-- WORKING DATA follows --

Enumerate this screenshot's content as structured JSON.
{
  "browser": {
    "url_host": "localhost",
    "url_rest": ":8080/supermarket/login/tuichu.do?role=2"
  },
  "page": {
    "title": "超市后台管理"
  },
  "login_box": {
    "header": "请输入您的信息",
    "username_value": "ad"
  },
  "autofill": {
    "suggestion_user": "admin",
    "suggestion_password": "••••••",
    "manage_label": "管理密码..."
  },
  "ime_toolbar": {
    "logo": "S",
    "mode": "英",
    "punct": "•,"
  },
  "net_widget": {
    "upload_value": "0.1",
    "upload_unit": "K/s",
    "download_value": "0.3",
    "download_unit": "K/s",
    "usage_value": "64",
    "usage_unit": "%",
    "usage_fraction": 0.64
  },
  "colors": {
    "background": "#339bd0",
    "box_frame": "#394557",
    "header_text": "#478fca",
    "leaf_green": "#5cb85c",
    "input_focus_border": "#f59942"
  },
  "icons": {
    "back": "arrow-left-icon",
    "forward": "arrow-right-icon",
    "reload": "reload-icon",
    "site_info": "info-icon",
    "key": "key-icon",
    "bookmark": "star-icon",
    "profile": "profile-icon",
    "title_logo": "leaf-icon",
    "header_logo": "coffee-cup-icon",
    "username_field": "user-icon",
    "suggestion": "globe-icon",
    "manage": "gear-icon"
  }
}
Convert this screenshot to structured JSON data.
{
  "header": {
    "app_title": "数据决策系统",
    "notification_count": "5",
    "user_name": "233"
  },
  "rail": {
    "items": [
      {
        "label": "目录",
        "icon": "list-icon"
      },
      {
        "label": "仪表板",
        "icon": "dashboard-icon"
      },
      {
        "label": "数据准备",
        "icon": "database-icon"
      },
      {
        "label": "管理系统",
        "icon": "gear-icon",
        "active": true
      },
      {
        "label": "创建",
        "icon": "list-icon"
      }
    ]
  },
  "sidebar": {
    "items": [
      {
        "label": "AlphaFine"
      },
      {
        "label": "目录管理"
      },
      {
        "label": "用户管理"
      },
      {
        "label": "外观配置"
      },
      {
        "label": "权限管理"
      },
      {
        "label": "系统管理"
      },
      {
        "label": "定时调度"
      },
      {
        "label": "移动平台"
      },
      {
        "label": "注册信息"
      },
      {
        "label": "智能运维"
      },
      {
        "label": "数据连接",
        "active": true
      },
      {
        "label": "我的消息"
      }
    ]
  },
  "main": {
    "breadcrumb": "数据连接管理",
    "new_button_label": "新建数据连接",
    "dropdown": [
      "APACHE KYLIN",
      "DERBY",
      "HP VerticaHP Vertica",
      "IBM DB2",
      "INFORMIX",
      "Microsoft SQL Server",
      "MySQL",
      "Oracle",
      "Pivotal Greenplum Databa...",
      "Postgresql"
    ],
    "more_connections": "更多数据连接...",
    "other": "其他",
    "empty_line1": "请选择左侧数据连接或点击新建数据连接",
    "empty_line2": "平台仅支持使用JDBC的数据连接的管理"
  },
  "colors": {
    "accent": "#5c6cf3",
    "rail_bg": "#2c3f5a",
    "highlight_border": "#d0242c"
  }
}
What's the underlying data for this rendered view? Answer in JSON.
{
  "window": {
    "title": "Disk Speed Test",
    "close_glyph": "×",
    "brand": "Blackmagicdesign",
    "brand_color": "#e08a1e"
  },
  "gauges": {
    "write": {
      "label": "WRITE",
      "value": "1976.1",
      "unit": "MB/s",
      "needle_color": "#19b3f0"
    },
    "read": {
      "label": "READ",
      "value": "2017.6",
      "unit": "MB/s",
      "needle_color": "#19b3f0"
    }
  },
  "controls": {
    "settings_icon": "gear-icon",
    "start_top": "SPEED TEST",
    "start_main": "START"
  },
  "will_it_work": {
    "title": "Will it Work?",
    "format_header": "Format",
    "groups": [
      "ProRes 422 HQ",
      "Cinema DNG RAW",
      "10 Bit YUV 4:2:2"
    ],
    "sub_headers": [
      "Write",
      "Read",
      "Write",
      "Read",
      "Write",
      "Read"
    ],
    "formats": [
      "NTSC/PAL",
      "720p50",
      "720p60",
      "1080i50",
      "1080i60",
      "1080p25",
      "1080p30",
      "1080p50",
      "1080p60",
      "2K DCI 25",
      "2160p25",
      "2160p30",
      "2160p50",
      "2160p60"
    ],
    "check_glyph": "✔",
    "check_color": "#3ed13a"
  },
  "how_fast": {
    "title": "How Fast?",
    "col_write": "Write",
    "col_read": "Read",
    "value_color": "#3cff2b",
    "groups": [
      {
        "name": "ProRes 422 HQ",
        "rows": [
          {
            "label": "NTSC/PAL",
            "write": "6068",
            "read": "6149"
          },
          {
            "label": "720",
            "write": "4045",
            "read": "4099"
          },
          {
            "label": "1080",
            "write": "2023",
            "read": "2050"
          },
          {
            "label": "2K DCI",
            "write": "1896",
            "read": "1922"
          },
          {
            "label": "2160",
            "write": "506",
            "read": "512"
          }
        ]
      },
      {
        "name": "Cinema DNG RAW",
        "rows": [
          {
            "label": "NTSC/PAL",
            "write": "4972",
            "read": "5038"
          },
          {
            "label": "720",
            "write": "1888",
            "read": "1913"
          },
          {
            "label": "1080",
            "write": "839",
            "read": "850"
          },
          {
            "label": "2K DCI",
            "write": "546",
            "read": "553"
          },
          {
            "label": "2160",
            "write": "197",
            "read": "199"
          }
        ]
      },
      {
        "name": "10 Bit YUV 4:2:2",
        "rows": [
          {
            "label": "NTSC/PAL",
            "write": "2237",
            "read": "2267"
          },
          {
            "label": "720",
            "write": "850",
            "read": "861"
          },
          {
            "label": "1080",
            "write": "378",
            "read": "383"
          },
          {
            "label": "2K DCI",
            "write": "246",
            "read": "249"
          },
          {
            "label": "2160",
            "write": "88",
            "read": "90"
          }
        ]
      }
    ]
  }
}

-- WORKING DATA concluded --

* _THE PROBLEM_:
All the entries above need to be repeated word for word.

* _EXERCISE RESULT_:
Enumerate this screenshot's content as structured JSON.
{
  "browser": {
    "url_host": "localhost",
    "url_rest": ":8080/supermarket/login/tuichu.do?role=2"
  },
  "page": {
    "title": "超市后台管理"
  },
  "login_box": {
    "header": "请输入您的信息",
    "username_value": "ad"
  },
  "autofill": {
    "suggestion_user": "admin",
    "suggestion_password": "••••••",
    "manage_label": "管理密码..."
  },
  "ime_toolbar": {
    "logo": "S",
    "mode": "英",
    "punct": "•,"
  },
  "net_widget": {
    "upload_value": "0.1",
    "upload_unit": "K/s",
    "download_value": "0.3",
    "download_unit": "K/s",
    "usage_value": "64",
    "usage_unit": "%",
    "usage_fraction": 0.64
  },
  "colors": {
    "background": "#339bd0",
    "box_frame": "#394557",
    "header_text": "#478fca",
    "leaf_green": "#5cb85c",
    "input_focus_border": "#f59942"
  },
  "icons": {
    "back": "arrow-left-icon",
    "forward": "arrow-right-icon",
    "reload": "reload-icon",
    "site_info": "info-icon",
    "key": "key-icon",
    "bookmark": "star-icon",
    "profile": "profile-icon",
    "title_logo": "leaf-icon",
    "header_logo": "coffee-cup-icon",
    "username_field": "user-icon",
    "suggestion": "globe-icon",
    "manage": "gear-icon"
  }
}
Convert this screenshot to structured JSON data.
{
  "header": {
    "app_title": "数据决策系统",
    "notification_count": "5",
    "user_name": "233"
  },
  "rail": {
    "items": [
      {
        "label": "目录",
        "icon": "list-icon"
      },
      {
        "label": "仪表板",
        "icon": "dashboard-icon"
      },
      {
        "label": "数据准备",
        "icon": "database-icon"
      },
      {
        "label": "管理系统",
        "icon": "gear-icon",
        "active": true
      },
      {
        "label": "创建",
        "icon": "list-icon"
      }
    ]
  },
  "sidebar": {
    "items": [
      {
        "label": "AlphaFine"
      },
      {
        "label": "目录管理"
      },
      {
        "label": "用户管理"
      },
      {
        "label": "外观配置"
      },
      {
        "label": "权限管理"
      },
      {
        "label": "系统管理"
      },
      {
        "label": "定时调度"
      },
      {
        "label": "移动平台"
      },
      {
        "label": "注册信息"
      },
      {
        "label": "智能运维"
      },
      {
        "label": "数据连接",
        "active": true
      },
      {
        "label": "我的消息"
      }
    ]
  },
  "main": {
    "breadcrumb": "数据连接管理",
    "new_button_label": "新建数据连接",
    "dropdown": [
      "APACHE KYLIN",
      "DERBY",
      "HP VerticaHP Vertica",
      "IBM DB2",
      "INFORMIX",
      "Microsoft SQL Server",
      "MySQL",
      "Oracle",
      "Pivotal Greenplum Databa...",
      "Postgresql"
    ],
    "more_connections": "更多数据连接...",
    "other": "其他",
    "empty_line1": "请选择左侧数据连接或点击新建数据连接",
    "empty_line2": "平台仅支持使用JDBC的数据连接的管理"
  },
  "colors": {
    "accent": "#5c6cf3",
    "rail_bg": "#2c3f5a",
    "highlight_border": "#d0242c"
  }
}
What's the underlying data for this rendered view? Answer in JSON.
{
  "window": {
    "title": "Disk Speed Test",
    "close_glyph": "×",
    "brand": "Blackmagicdesign",
    "brand_color": "#e08a1e"
  },
  "gauges": {
    "write": {
      "label": "WRITE",
      "value": "1976.1",
      "unit": "MB/s",
      "needle_color": "#19b3f0"
    },
    "read": {
      "label": "READ",
      "value": "2017.6",
      "unit": "MB/s",
      "needle_color": "#19b3f0"
    }
  },
  "controls": {
    "settings_icon": "gear-icon",
    "start_top": "SPEED TEST",
    "start_main": "START"
  },
  "will_it_work": {
    "title": "Will it Work?",
    "format_header": "Format",
    "groups": [
      "ProRes 422 HQ",
      "Cinema DNG RAW",
      "10 Bit YUV 4:2:2"
    ],
    "sub_headers": [
      "Write",
      "Read",
      "Write",
      "Read",
      "Write",
      "Read"
    ],
    "formats": [
      "NTSC/PAL",
      "720p50",
      "720p60",
      "1080i50",
      "1080i60",
      "1080p25",
      "1080p30",
      "1080p50",
      "1080p60",
      "2K DCI 25",
      "2160p25",
      "2160p30",
      "2160p50",
      "2160p60"
    ],
    "check_glyph": "✔",
    "check_color": "#3ed13a"
  },
  "how_fast": {
    "title": "How Fast?",
    "col_write": "Write",
    "col_read": "Read",
    "value_color": "#3cff2b",
    "groups": [
      {
        "name": "ProRes 422 HQ",
        "rows": [
          {
            "label": "NTSC/PAL",
            "write": "6068",
            "read": "6149"
          },
          {
            "label": "720",
            "write": "4045",
            "read": "4099"
          },
          {
            "label": "1080",
            "write": "2023",
            "read": "2050"
          },
          {
            "label": "2K DCI",
            "write": "1896",
            "read": "1922"
          },
          {
            "label": "2160",
            "write": "506",
            "read": "512"
          }
        ]
      },
      {
        "name": "Cinema DNG RAW",
        "rows": [
          {
            "label": "NTSC/PAL",
            "write": "4972",
            "read": "5038"
          },
          {
            "label": "720",
            "write": "1888",
            "read": "1913"
          },
          {
            "label": "1080",
            "write": "839",
            "read": "850"
          },
          {
            "label": "2K DCI",
            "write": "546",
            "read": "553"
          },
          {
            "label": "2160",
            "write": "197",
            "read": "199"
          }
        ]
      },
      {
        "name": "10 Bit YUV 4:2:2",
        "rows": [
          {
            "label": "NTSC/PAL",
            "write": "2237",
            "read": "2267"
          },
          {
            "label": "720",
            "write": "850",
            "read": "861"
          },
          {
            "label": "1080",
            "write": "378",
            "read": "383"
          },
          {
            "label": "2K DCI",
            "write": "246",
            "read": "249"
          },
          {
            "label": "2160",
            "write": "88",
            "read": "90"
          }
        ]
      }
    ]
  }
}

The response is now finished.